▶ _EXERCISE DETAILS_
Where does the word "value" show up in the data? Please find each such line and copy it.

++++ TASK DATA

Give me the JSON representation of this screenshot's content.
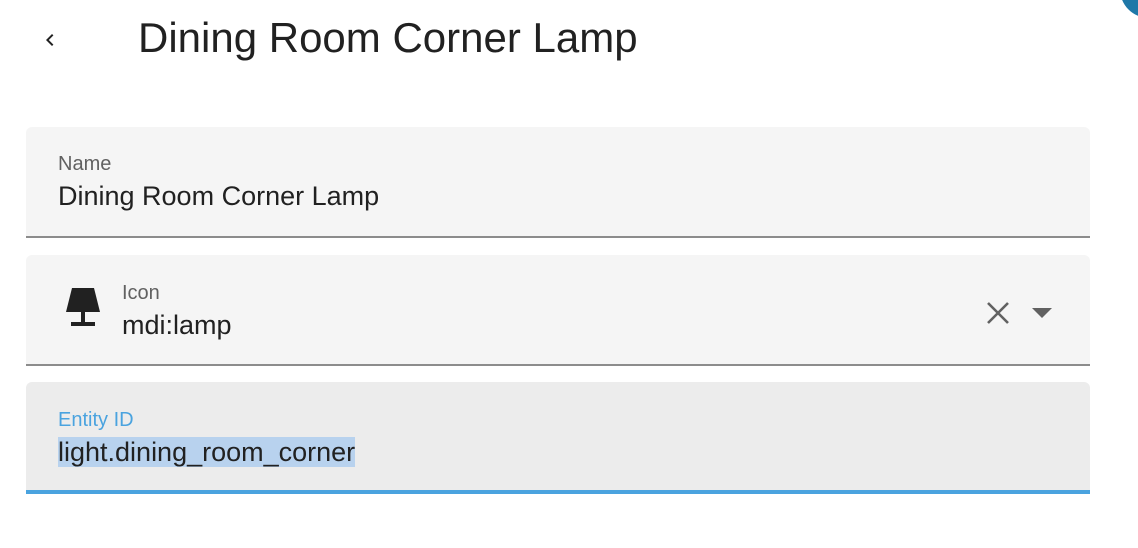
{
  "header": {
    "title": "Dining Room Corner Lamp",
    "back_icon": "chevron-left-icon"
  },
  "fields": {
    "name": {
      "label": "Name",
      "value": "Dining Room Corner Lamp"
    },
    "icon": {
      "label": "Icon",
      "value": "mdi:lamp",
      "leading_icon": "lamp-icon",
      "clear_icon": "close-icon",
      "dropdown_icon": "caret-down-icon"
    },
    "entity_id": {
      "label": "Entity ID",
      "value": "light.dining_room_corner",
      "focused": true,
      "text_selected": true
    }
  },
  "colors": {
    "accent": "#4aa3df",
    "field_background": "#f5f5f5",
    "focused_field_background": "#ececec",
    "selection": "#b8d2ee",
    "text": "#212121",
    "label": "#616161",
    "corner_accent": "#1f78a8"
  }
}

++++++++

▶ _TASK SOLUTION_
      "value": "Dining Room Corner Lamp"
      "value": "mdi:lamp",
      "value": "light.dining_room_corner",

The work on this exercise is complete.